CPA Objectives are: 1) To uphold and develop the biopsychosocial approach to the practice of psychiatry and promote research and continuing education of members by establishing and maintaining standards of practice and facilitating maintenance of competence in the practice of general and specialized psychiatry; 2) To promote and participate in educational programs necessary for the care of persons with psychiatric disorders and the promotion of mental health; 3) To represent the profession of psychiatry to governments, universities, medical associations, licensing and certifying bodies, and other organizations with which the psychiatrists of Canada from time to time may have relationships; 4) To publish journals, newsletters and other literature for the dissemination of knowledge regarding psychiatric disorders and promotion of mental health.
Advocacy is an important part of the CPA's mandate including advocating for improved mental health public policy, collaborating on public education efforts, as well as partnering and providing leadership on professional matters that affect psychiatric practice, training and research.
CPA also issues Policy and Position Statements which it updates on a regular basis.
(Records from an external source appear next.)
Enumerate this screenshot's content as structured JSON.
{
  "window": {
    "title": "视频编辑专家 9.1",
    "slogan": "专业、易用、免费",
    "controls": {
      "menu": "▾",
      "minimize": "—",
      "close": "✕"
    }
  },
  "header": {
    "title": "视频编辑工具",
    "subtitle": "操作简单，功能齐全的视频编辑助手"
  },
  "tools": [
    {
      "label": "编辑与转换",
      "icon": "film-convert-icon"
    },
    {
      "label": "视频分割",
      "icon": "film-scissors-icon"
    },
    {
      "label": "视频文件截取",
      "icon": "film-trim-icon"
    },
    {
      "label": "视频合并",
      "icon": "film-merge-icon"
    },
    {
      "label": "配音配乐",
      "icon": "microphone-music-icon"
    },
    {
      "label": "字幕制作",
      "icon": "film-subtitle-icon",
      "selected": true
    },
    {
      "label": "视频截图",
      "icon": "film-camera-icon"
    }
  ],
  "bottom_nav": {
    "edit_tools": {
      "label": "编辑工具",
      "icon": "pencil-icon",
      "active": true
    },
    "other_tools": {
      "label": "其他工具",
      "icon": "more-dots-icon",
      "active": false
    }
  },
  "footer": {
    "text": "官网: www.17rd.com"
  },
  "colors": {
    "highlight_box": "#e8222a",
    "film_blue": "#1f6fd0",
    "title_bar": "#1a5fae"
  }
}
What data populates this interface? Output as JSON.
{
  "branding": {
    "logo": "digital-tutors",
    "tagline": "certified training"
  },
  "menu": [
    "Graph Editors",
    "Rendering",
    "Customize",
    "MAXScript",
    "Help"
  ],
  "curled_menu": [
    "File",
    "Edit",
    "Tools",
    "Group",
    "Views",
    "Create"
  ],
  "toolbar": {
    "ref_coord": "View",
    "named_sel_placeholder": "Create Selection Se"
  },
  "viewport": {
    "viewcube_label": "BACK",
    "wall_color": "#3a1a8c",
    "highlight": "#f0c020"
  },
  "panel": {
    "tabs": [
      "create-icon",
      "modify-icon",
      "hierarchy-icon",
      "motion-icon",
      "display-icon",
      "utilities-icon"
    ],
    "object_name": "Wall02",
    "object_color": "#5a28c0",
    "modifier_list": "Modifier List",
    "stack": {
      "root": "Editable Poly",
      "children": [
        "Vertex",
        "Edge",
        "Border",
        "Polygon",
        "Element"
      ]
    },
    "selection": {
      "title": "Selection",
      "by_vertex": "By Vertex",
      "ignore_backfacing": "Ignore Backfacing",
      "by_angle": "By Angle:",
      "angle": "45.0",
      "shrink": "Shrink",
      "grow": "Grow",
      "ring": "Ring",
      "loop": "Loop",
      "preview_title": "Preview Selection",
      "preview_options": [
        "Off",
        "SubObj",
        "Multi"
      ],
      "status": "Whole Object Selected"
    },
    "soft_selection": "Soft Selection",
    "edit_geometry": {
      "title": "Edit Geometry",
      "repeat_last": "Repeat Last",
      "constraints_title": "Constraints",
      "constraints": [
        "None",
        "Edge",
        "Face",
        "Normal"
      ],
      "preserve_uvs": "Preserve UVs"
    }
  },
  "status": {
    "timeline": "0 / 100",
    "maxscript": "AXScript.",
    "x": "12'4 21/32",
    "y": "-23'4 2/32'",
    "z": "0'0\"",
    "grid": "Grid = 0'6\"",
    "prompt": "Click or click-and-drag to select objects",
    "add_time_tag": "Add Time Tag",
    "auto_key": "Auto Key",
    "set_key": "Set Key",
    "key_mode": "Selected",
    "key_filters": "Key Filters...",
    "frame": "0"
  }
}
In December 2012, the CPA approved and published a Position Paper on “Intimate Partner Violence” authored by Drs Donna Stewart, Harriet MacMillan and Nadine Wathen which looked at the epidemiology, risk factors, health impacts (especially mental health), identification, assessment, documentation, management, treatment, prognosis, prevention, education, research and recommendations for best practice. This document will be helpful in facilitating the WPA work plan for the next triennium which includes domestic violence. In September 2014, the CPA approved and published a Position Paper on “Freedom of and From Religion” authored by Drs Gary Chaimowitz, Doug Urness, Biju Mathew, Julia Dornik and Alison Freeland. The statement concludes “The CPA acknowledges that Canadians have, as a fundamental freedom, freedom of thought, belief and opinion, sufficient that they should be able to communicate with and access psychiatric care free of religious ideas or belief systems foreign to them. Canadian psychiatrists should not allow their personal religious or cultural beliefs (or lack thereof) to interfere with, influence unduly or preclude, in any way, psychiatric care to their patients. For these reasons, we believe that psychiatric care, while sensitive to the spiritual, religious and cultural needs of the patient, needs to be provided in a secular fashion, attending to the best and most appropriate needs of the individual. It is important that psychiatrists, when they treat patients, do not allow their own religious beliefs or lack thereof to restrict or negatively affect the care they deliver to the patients that they serve and support.”
CPA welcomes WPA members to attend our future Annual Meetings of over 1200 participants to be held in Vancouver (Oct 1-3, 2015), Toronto (Sept 15-17, 2016), Ottawa (Sept 14-16, 2017) and Toronto (Sept 27-29, 2018).
Prof Donna E. Stewart CM, MD, FRCPC
WPA Zone I Representative